Level 16 is a teen dystopia set in a prison finishing school with a dark secret. Like Handmaid’s Tale meets One Flew Over The Cuckoo’s Nest but boring.
For A Happy Life is about love overcoming the insurmountable problem of one person not being Pakistani. An Algerian lass is in love with a Pakistani boy, whose parents are determined to marry him off to his cousin. The movie follows the unbelievable shitshow fallout of them struggling to be together.
I had a sense of trepidation going in to Lords of Chaos. Americans playing Norwegian metal musicians could go very, very wrong. I was delighted to find instead that it was fucking great.
Lords of Chaos, or How To Edgelord Your Way To Insanity And Death, is a dramatisation of the rise and fall of the band Mayhem. This includes suicide, cannibalism, arson and murder.

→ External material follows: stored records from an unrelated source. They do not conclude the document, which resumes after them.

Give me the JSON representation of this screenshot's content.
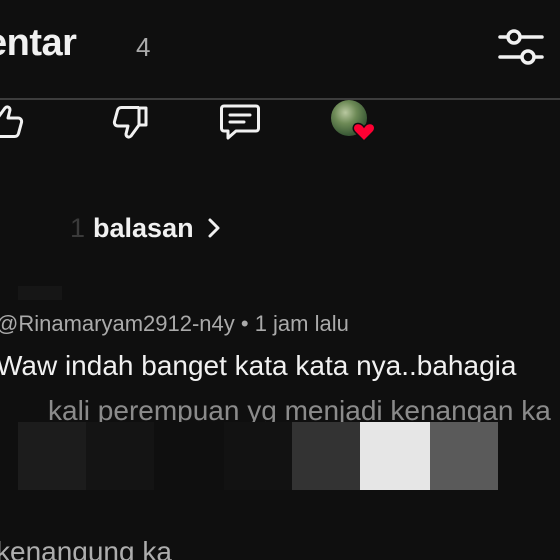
{
  "header": {
    "title": "entar",
    "count": "4",
    "filter_icon": "sliders-icon"
  },
  "actions": {
    "like_icon": "thumbs-up-icon",
    "dislike_icon": "thumbs-down-icon",
    "reply_icon": "comment-icon",
    "creator_heart_icon": "heart-icon"
  },
  "replies": {
    "count": "1",
    "label": "balasan"
  },
  "comment": {
    "meta": "@Rinamaryam2912-n4y • 1 jam lalu",
    "text_line1": "Waw indah banget kata kata nya..bahagia",
    "text_line2": "kali perempuan yg menjadi kenangan ka",
    "bottom_line": "kenangung ka"
  },
  "colors": {
    "background": "#0f0f0f",
    "text_primary": "#f1f1f1",
    "text_secondary": "#aaaaaa",
    "heart": "#ff0033",
    "divider": "#3d3d3d"
  }
}
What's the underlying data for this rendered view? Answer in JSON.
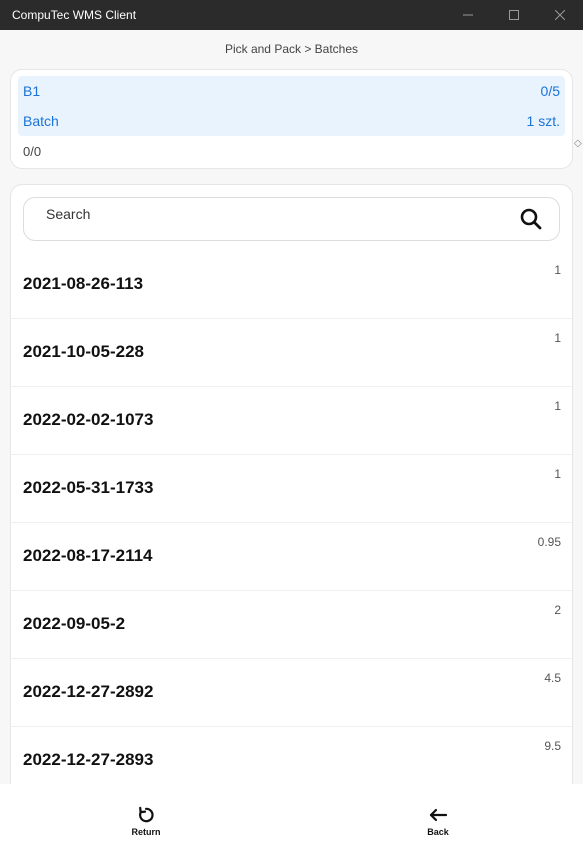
{
  "window": {
    "title": "CompuTec WMS Client"
  },
  "breadcrumb": "Pick and Pack > Batches",
  "summary": {
    "item_code": "B1",
    "item_progress": "0/5",
    "type_label": "Batch",
    "quantity": "1 szt.",
    "batch_progress": "0/0"
  },
  "search": {
    "placeholder": "Search"
  },
  "batches": [
    {
      "name": "2021-08-26-113",
      "qty": "1"
    },
    {
      "name": "2021-10-05-228",
      "qty": "1"
    },
    {
      "name": "2022-02-02-1073",
      "qty": "1"
    },
    {
      "name": "2022-05-31-1733",
      "qty": "1"
    },
    {
      "name": "2022-08-17-2114",
      "qty": "0.95"
    },
    {
      "name": "2022-09-05-2",
      "qty": "2"
    },
    {
      "name": "2022-12-27-2892",
      "qty": "4.5"
    },
    {
      "name": "2022-12-27-2893",
      "qty": "9.5"
    }
  ],
  "footer": {
    "return_label": "Return",
    "back_label": "Back"
  },
  "colors": {
    "accent": "#1a73d9",
    "highlight_bg": "#e9f3fd",
    "titlebar_bg": "#2b2b2b"
  },
  "icons": [
    "minimize-icon",
    "maximize-icon",
    "close-icon",
    "search-icon",
    "refresh-icon",
    "arrow-left-icon"
  ]
}
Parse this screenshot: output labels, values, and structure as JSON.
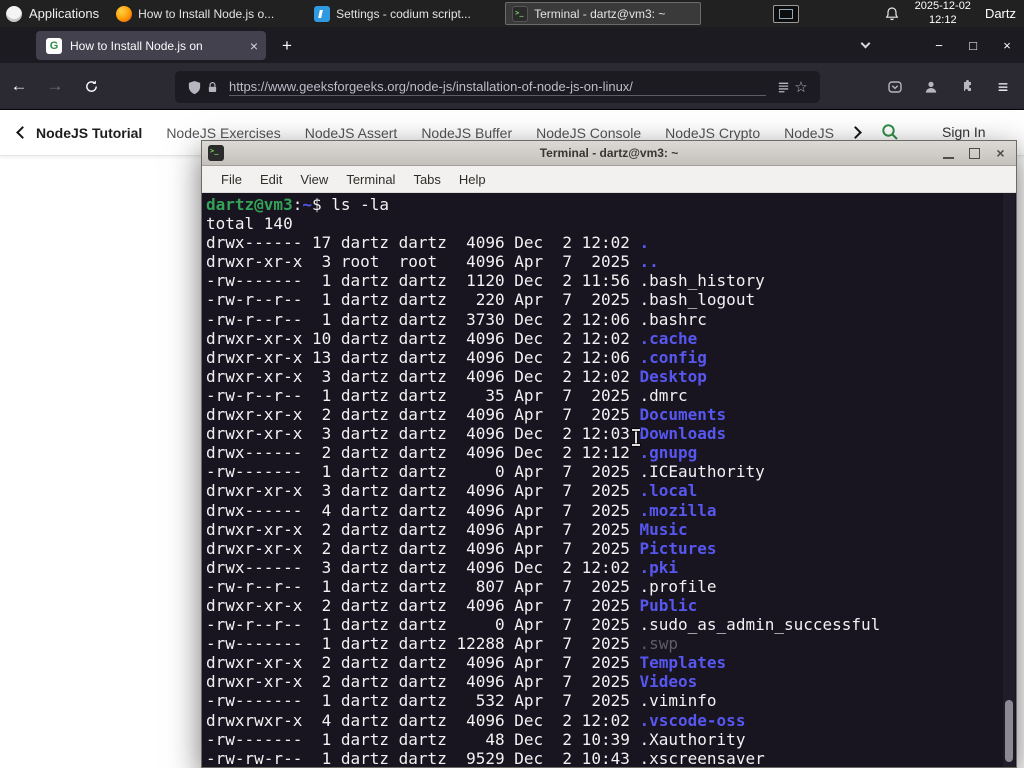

We were warned before the film began that we may find it gory. This is because the suicide scene is explicit. I wouldn’t describe it as gory because it was not excessive or gratuitous, simply showing the manner in which Dead killed himself in a matter-of-fact way.
One guy in the audience didn’t agree with my assessment of the gore, and vomited and fainted. The film had to be stopped, the house lights brought up, first aiders brought in, and an ambulance called. I can think of no better advertisement for this movie.
What was good about the movie was, while simultaneously carrying you along in the world and attitude of these characters, occasionally puncturing it with reminders that these were actually weans, in their teens and early 20s. They aren’t evil geniuses, in fact quite the opposite. A bunch of showoff little boys with fragile egos and catty cliques.
The central theme of the film is about yearning for authenticity and validation. This is especially difficult in a music culture of reforged identities and false names.
Weirdly funny and surprisingly heartfelt, this movie overcomes the odds to feel like a real achievement.
Are You Proud? is a documentary looking at the history of Pride movements here in the UK. Maybe like me you are up on your American queer history a lot more than you are your British queer history.
It came at it from an angle I didn’t expect, namely ‘isn’t it great British has such a wide diversity of Prides taking place!’. This is not normally the tack taken on the subject. Usually the refrain is the movement has become too fractured, we’ve become too divided internally within the queer community. This documentary flips that on its head and says, isn’t it great to live in a country where pride can mean so many different things to so many different people and it all coexists. It doesn’t take a side in any debate but lauds the idea of queer activism spreading out in many different directions. That our differences, rather than divide us, in fact gives us a soldier in every corner, fighting on every front for queer rights.
As someone who has felt very disillusioned and increasingly alienated from recent Pride celebrations, it was heartening to see a documentary reminding us that it is up to each generation to make and remake its own Pride.
True, it was mostly a history of G with a side of L, no B and very little T, but in some ways that does reflect the hierarchy and thus history of Pride movements. A and other pluses will have to wait another 20 years before they start getting included in these movies.
Despite those limitations, it does do a masterful job of fitting 70 years of history into 2 hours.
Another Day of Life is an animated adaptation of a Polish journalist’s memoir of reporting on the Angolan civil war. Comparable to things like Waltz With Bashir and the comics of Joe Sacco, it uses a blend of animation and contemporary footage to bring alive one of the crucial points in the fight for Angolan independence.
In many ways it’s also a film about journalism ethics. Can a war reporter ever really be considered a civilian? Given that their work is both reconnaissance and propaganda. It also exposes the great myth of journalism – that the reporter is an observer. In fact the reporter is a participant, whose very presence changes the situation they inhabit. And objectivity comes very much second to the need to live through the experience.